The incident occurred in June 2016 while a man was using a hammer to conduct repairs on the console of a 2001 Honda Accord.  The car’s ignition was turned on when the air bag ruptured and sprayed metal parts into the vehicle, according to the report, but it’s unclear why the air bag deployed.

That makes it the 12th U.S. death — and 17th death worldwide — tied to a faulty Takata air bag, along with dozens of other injuries.

“The rupture most likely contributed to his death,” Honda spokesman Chris Martin told the AP.

The car’s air bag inflators were under recall, but never received necessary repairs. Multiple owners of the vehicle were mailed 12 recall notices over seven years, according to the AP.

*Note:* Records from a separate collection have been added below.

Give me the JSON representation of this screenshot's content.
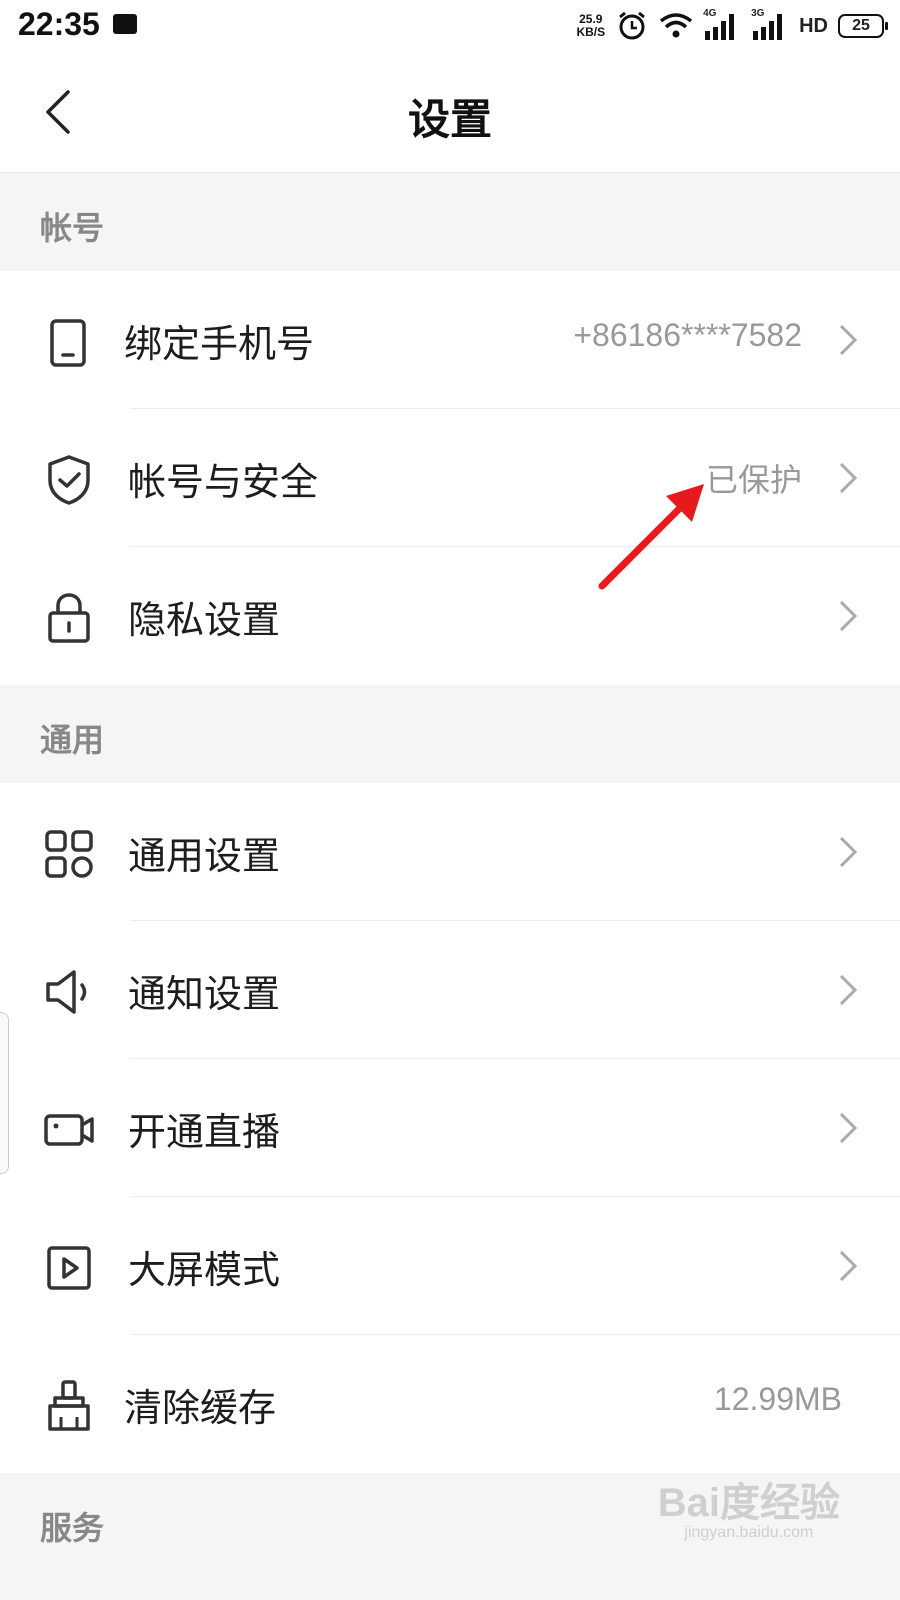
{
  "status_bar": {
    "time": "22:35",
    "net_speed_value": "25.9",
    "net_speed_unit": "KB/S",
    "battery": "25",
    "signal_labels": [
      "4G",
      "3G",
      "HD"
    ]
  },
  "header": {
    "title": "设置"
  },
  "sections": {
    "account": {
      "title": "帐号",
      "items": [
        {
          "label": "绑定手机号",
          "value": "+86186****7582",
          "icon": "phone-icon"
        },
        {
          "label": "帐号与安全",
          "value": "已保护",
          "icon": "shield-icon"
        },
        {
          "label": "隐私设置",
          "value": "",
          "icon": "lock-icon"
        }
      ]
    },
    "general": {
      "title": "通用",
      "items": [
        {
          "label": "通用设置",
          "value": "",
          "icon": "grid-icon"
        },
        {
          "label": "通知设置",
          "value": "",
          "icon": "speaker-icon"
        },
        {
          "label": "开通直播",
          "value": "",
          "icon": "camera-icon"
        },
        {
          "label": "大屏模式",
          "value": "",
          "icon": "play-icon"
        },
        {
          "label": "清除缓存",
          "value": "12.99MB",
          "icon": "broom-icon"
        }
      ]
    },
    "service": {
      "title": "服务"
    }
  },
  "annotation": {
    "color": "#e8191c"
  },
  "watermark": {
    "brand": "Bai度经验",
    "url": "jingyan.baidu.com"
  }
}
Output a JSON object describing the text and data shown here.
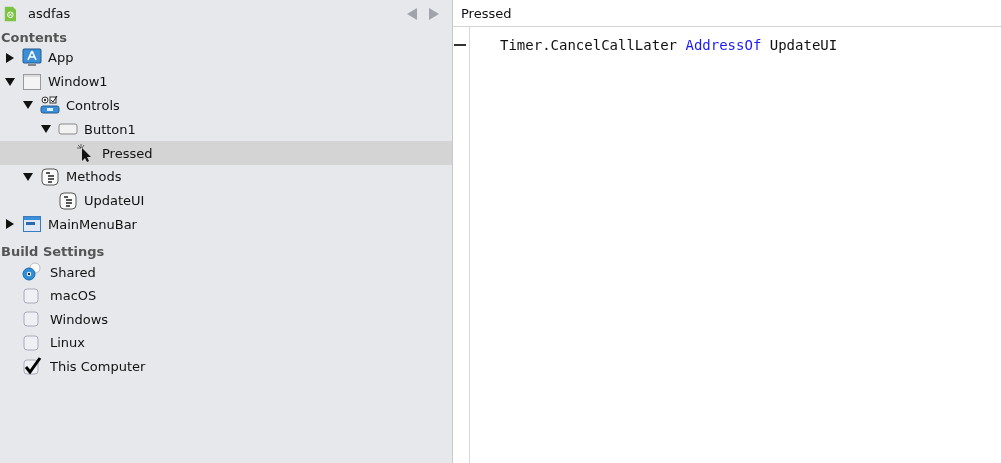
{
  "project": {
    "title": "asdfas"
  },
  "contents": {
    "heading": "Contents",
    "items": [
      {
        "label": "App",
        "kind": "app",
        "expanded": false,
        "selected": false
      },
      {
        "label": "Window1",
        "kind": "window",
        "expanded": true,
        "selected": false,
        "children": [
          {
            "label": "Controls",
            "kind": "controls",
            "expanded": true,
            "selected": false,
            "children": [
              {
                "label": "Button1",
                "kind": "button",
                "expanded": true,
                "selected": false,
                "children": [
                  {
                    "label": "Pressed",
                    "kind": "event",
                    "selected": true
                  }
                ]
              }
            ]
          },
          {
            "label": "Methods",
            "kind": "method",
            "expanded": true,
            "selected": false,
            "children": [
              {
                "label": "UpdateUI",
                "kind": "method",
                "selected": false
              }
            ]
          }
        ]
      },
      {
        "label": "MainMenuBar",
        "kind": "menubar",
        "expanded": false,
        "selected": false
      }
    ]
  },
  "build_settings": {
    "heading": "Build Settings",
    "items": [
      {
        "label": "Shared",
        "kind": "radio",
        "checked": true
      },
      {
        "label": "macOS",
        "kind": "checkbox",
        "checked": false
      },
      {
        "label": "Windows",
        "kind": "checkbox",
        "checked": false
      },
      {
        "label": "Linux",
        "kind": "checkbox",
        "checked": false
      },
      {
        "label": "This Computer",
        "kind": "checkbox",
        "checked": true
      }
    ]
  },
  "editor": {
    "title": "Pressed",
    "lines": [
      {
        "tokens": [
          {
            "text": "Timer.CancelCallLater",
            "kind": "plain"
          },
          {
            "text": "AddressOf",
            "kind": "keyword"
          },
          {
            "text": "UpdateUI",
            "kind": "plain"
          }
        ]
      }
    ]
  }
}
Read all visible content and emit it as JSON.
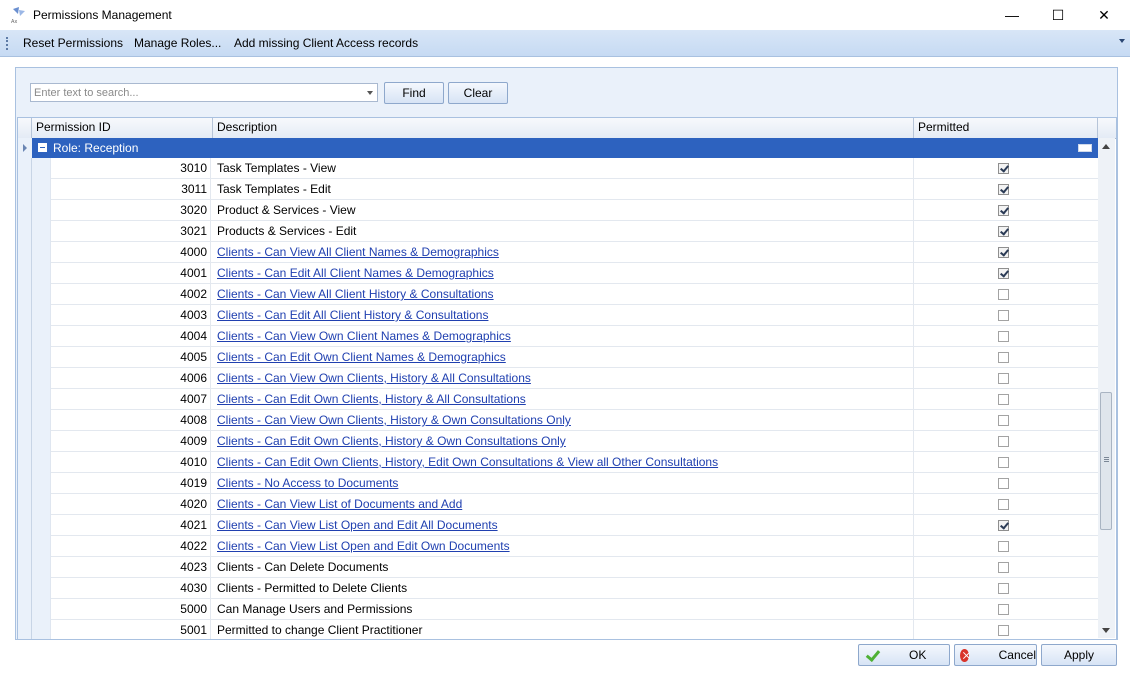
{
  "window": {
    "title": "Permissions Management",
    "minimize_glyph": "—",
    "maximize_glyph": "☐",
    "close_glyph": "✕"
  },
  "menu": {
    "items": [
      "Reset Permissions",
      "Manage Roles...",
      "Add missing Client Access records"
    ]
  },
  "search": {
    "placeholder": "Enter text to search...",
    "find_label": "Find",
    "clear_label": "Clear"
  },
  "grid": {
    "columns": [
      "Permission ID",
      "Description",
      "Permitted"
    ],
    "group_label": "Role: Reception",
    "rows": [
      {
        "id": "3010",
        "description": "Task Templates - View",
        "link": false,
        "permitted": true
      },
      {
        "id": "3011",
        "description": "Task Templates - Edit",
        "link": false,
        "permitted": true
      },
      {
        "id": "3020",
        "description": "Product & Services - View",
        "link": false,
        "permitted": true
      },
      {
        "id": "3021",
        "description": "Products & Services - Edit",
        "link": false,
        "permitted": true
      },
      {
        "id": "4000",
        "description": "Clients - Can View All Client Names & Demographics",
        "link": true,
        "permitted": true
      },
      {
        "id": "4001",
        "description": "Clients - Can Edit All Client Names & Demographics",
        "link": true,
        "permitted": true
      },
      {
        "id": "4002",
        "description": "Clients - Can View All Client History & Consultations",
        "link": true,
        "permitted": false
      },
      {
        "id": "4003",
        "description": "Clients - Can Edit All Client History & Consultations",
        "link": true,
        "permitted": false
      },
      {
        "id": "4004",
        "description": "Clients - Can View Own Client Names & Demographics",
        "link": true,
        "permitted": false
      },
      {
        "id": "4005",
        "description": "Clients - Can Edit Own Client Names & Demographics",
        "link": true,
        "permitted": false
      },
      {
        "id": "4006",
        "description": "Clients - Can View Own Clients, History & All Consultations",
        "link": true,
        "permitted": false
      },
      {
        "id": "4007",
        "description": "Clients - Can Edit Own Clients, History & All Consultations",
        "link": true,
        "permitted": false
      },
      {
        "id": "4008",
        "description": "Clients - Can View Own Clients, History & Own Consultations Only",
        "link": true,
        "permitted": false
      },
      {
        "id": "4009",
        "description": "Clients - Can Edit Own Clients, History & Own Consultations Only",
        "link": true,
        "permitted": false
      },
      {
        "id": "4010",
        "description": "Clients - Can Edit Own Clients, History, Edit Own Consultations & View all Other Consultations",
        "link": true,
        "permitted": false
      },
      {
        "id": "4019",
        "description": "Clients - No Access to Documents",
        "link": true,
        "permitted": false
      },
      {
        "id": "4020",
        "description": "Clients - Can View List of Documents and Add",
        "link": true,
        "permitted": false
      },
      {
        "id": "4021",
        "description": "Clients - Can View List Open and Edit All Documents",
        "link": true,
        "permitted": true
      },
      {
        "id": "4022",
        "description": "Clients - Can View List Open and Edit Own Documents",
        "link": true,
        "permitted": false
      },
      {
        "id": "4023",
        "description": "Clients - Can Delete Documents",
        "link": false,
        "permitted": false
      },
      {
        "id": "4030",
        "description": "Clients - Permitted to Delete Clients",
        "link": false,
        "permitted": false
      },
      {
        "id": "5000",
        "description": "Can Manage Users and Permissions",
        "link": false,
        "permitted": false
      },
      {
        "id": "5001",
        "description": "Permitted to change Client Practitioner",
        "link": false,
        "permitted": false
      }
    ]
  },
  "footer": {
    "ok_label": "OK",
    "cancel_label": "Cancel",
    "apply_label": "Apply"
  }
}
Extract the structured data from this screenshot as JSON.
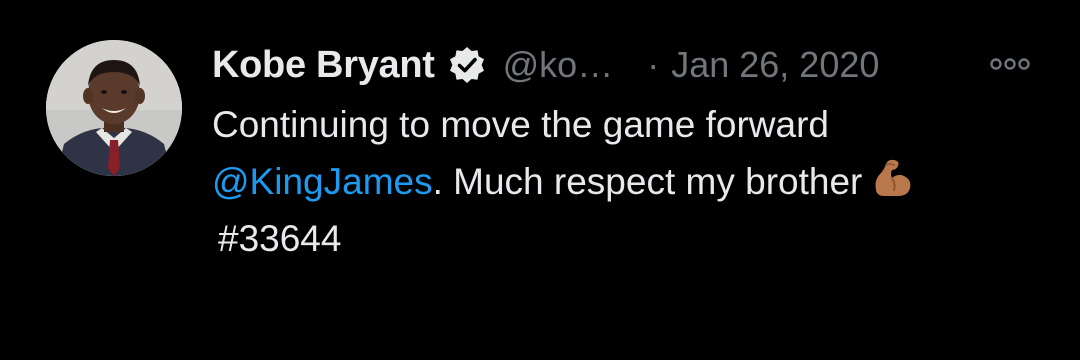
{
  "tweet": {
    "author_name": "Kobe Bryant",
    "handle": "@ko…",
    "separator": "·",
    "date": "Jan 26, 2020",
    "text_line1": "Continuing to move the game forward",
    "mention": "@KingJames",
    "text_line2_rest": ". Much respect my brother",
    "hashtag": "#33644",
    "emoji": "flexed-biceps-emoji",
    "verified_icon": "verified-badge-icon",
    "more_icon": "more-options-icon"
  },
  "colors": {
    "background": "#000000",
    "text": "#e7e9ea",
    "secondary": "#71767b",
    "link": "#1d9bf0"
  }
}
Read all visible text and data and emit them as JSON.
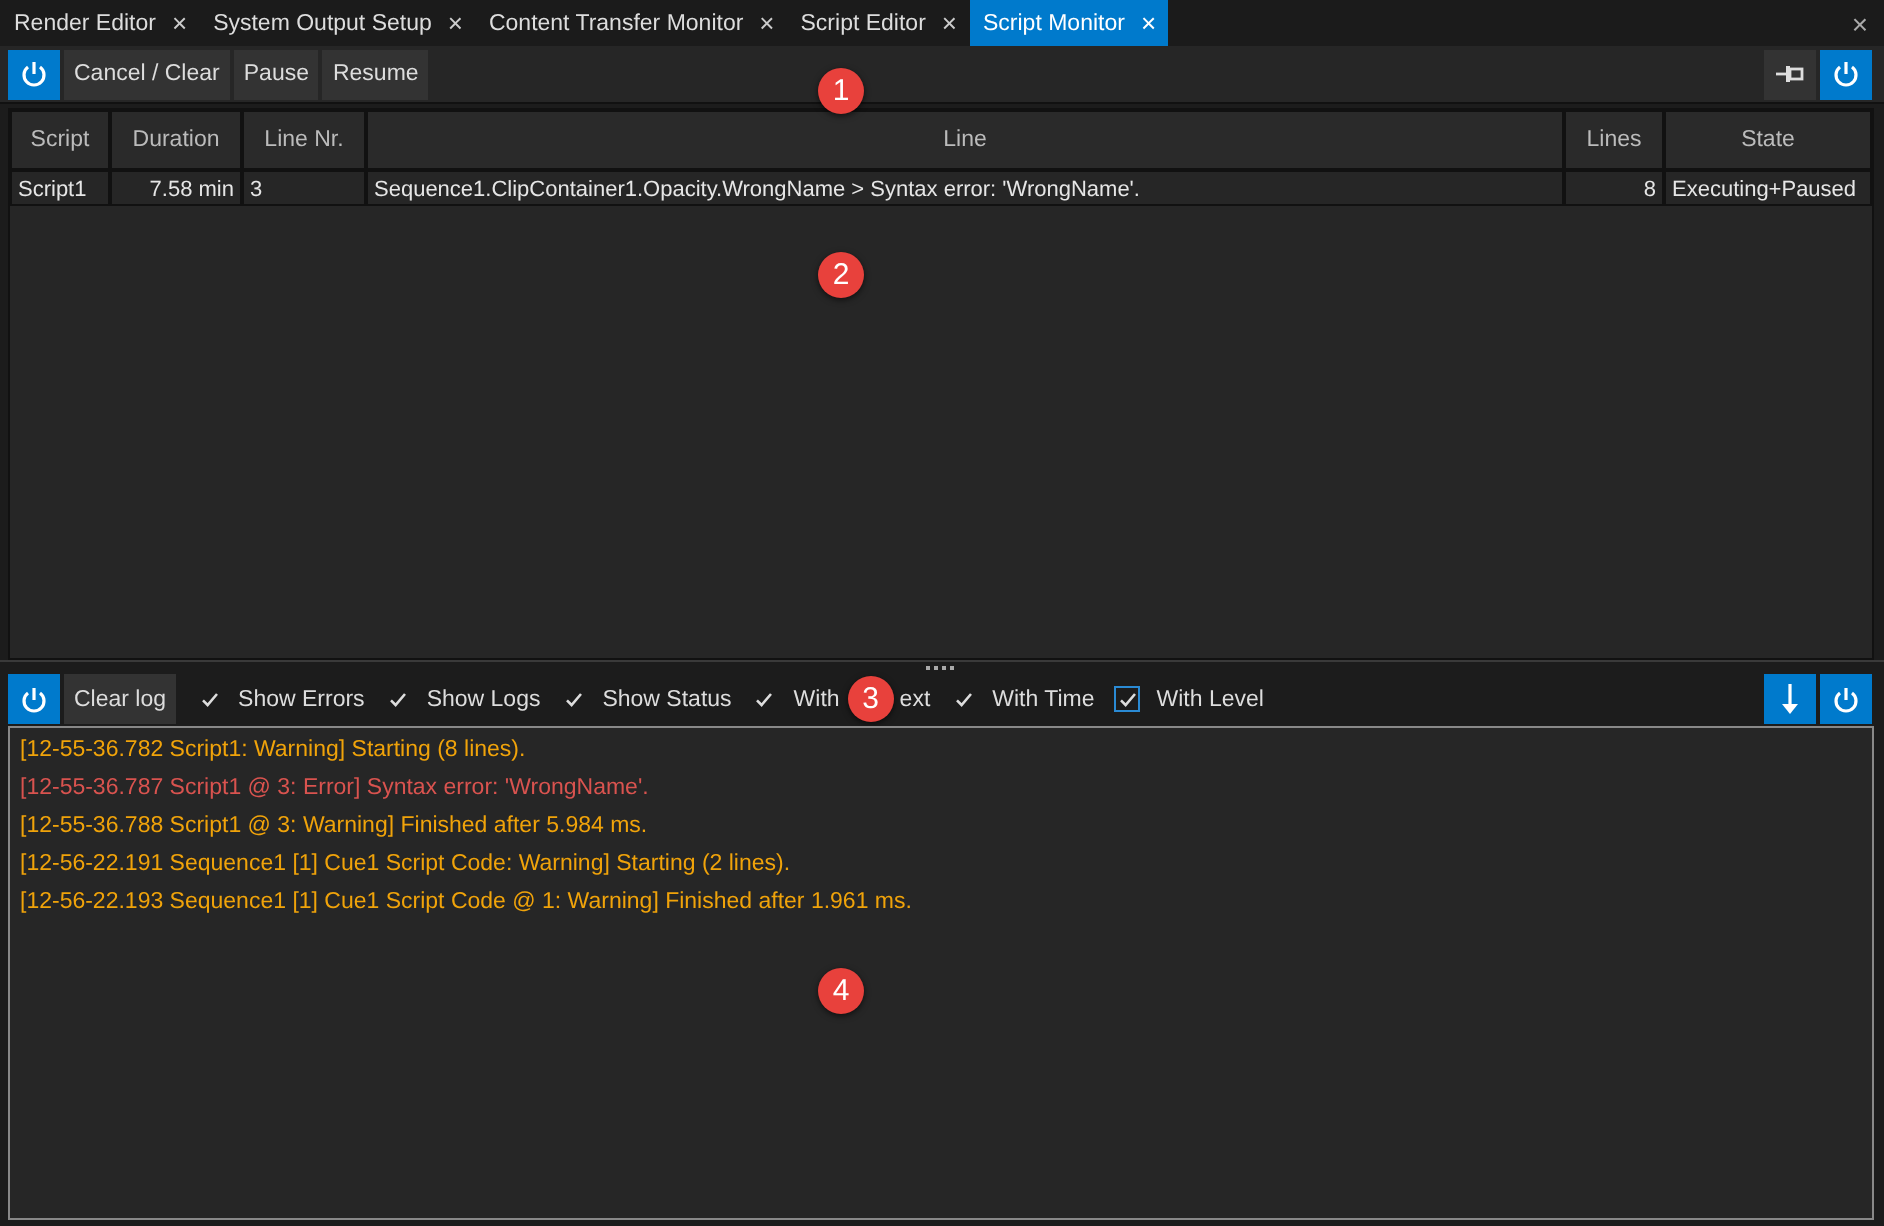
{
  "tabs": [
    {
      "label": "Render Editor",
      "selected": false,
      "close": "×"
    },
    {
      "label": "System Output Setup",
      "selected": false,
      "close": "×"
    },
    {
      "label": "Content Transfer Monitor",
      "selected": false,
      "close": "×"
    },
    {
      "label": "Script Editor",
      "selected": false,
      "close": "×"
    },
    {
      "label": "Script Monitor",
      "selected": true,
      "close": "×"
    }
  ],
  "window_close": "×",
  "toolbar": {
    "power_on": true,
    "buttons": [
      "Cancel / Clear",
      "Pause",
      "Resume"
    ]
  },
  "table": {
    "columns": [
      {
        "label": "Script"
      },
      {
        "label": "Duration"
      },
      {
        "label": "Line Nr."
      },
      {
        "label": "Line"
      },
      {
        "label": "Lines"
      },
      {
        "label": "State"
      }
    ],
    "rows": [
      [
        "Script1",
        "7.58 min",
        "3",
        "Sequence1.ClipContainer1.Opacity.WrongName > Syntax error: 'WrongName'.",
        "8",
        "Executing+Paused"
      ]
    ]
  },
  "log_toolbar": {
    "clear_button": "Clear log",
    "options": [
      {
        "label": "Show Errors",
        "checked": true
      },
      {
        "label": "Show Logs",
        "checked": true
      },
      {
        "label": "Show Status",
        "checked": true
      },
      {
        "label": "With",
        "label_end": "ext",
        "checked": true
      },
      {
        "label": "With Time",
        "checked": true
      },
      {
        "label": "With Level",
        "checked": true,
        "focused": true
      }
    ]
  },
  "log": [
    {
      "is_error": false,
      "text": "[12-55-36.782 Script1: Warning] Starting (8 lines)."
    },
    {
      "is_error": true,
      "text": "[12-55-36.787 Script1 @ 3: Error] Syntax error: 'WrongName'."
    },
    {
      "is_error": false,
      "text": "[12-55-36.788 Script1 @ 3: Warning] Finished after 5.984 ms."
    },
    {
      "is_error": false,
      "text": "[12-56-22.191 Sequence1 [1] Cue1 Script Code: Warning] Starting (2 lines)."
    },
    {
      "is_error": false,
      "text": "[12-56-22.193 Sequence1 [1] Cue1 Script Code @ 1: Warning] Finished after 1.961 ms."
    }
  ],
  "callouts": [
    "1",
    "2",
    "3",
    "4"
  ]
}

Takata’s air bags have led to the largest auto recall in U.S. history because they can explode with too much force and spray shrapnel into the vehicle. But some have criticized the slow pace of progress in completing the repairs.

The 2001 Honda Accord’s defective air bag inflators are among the most dangerous, with a 50 percent chance of blowing apart in a crash, according to the AP.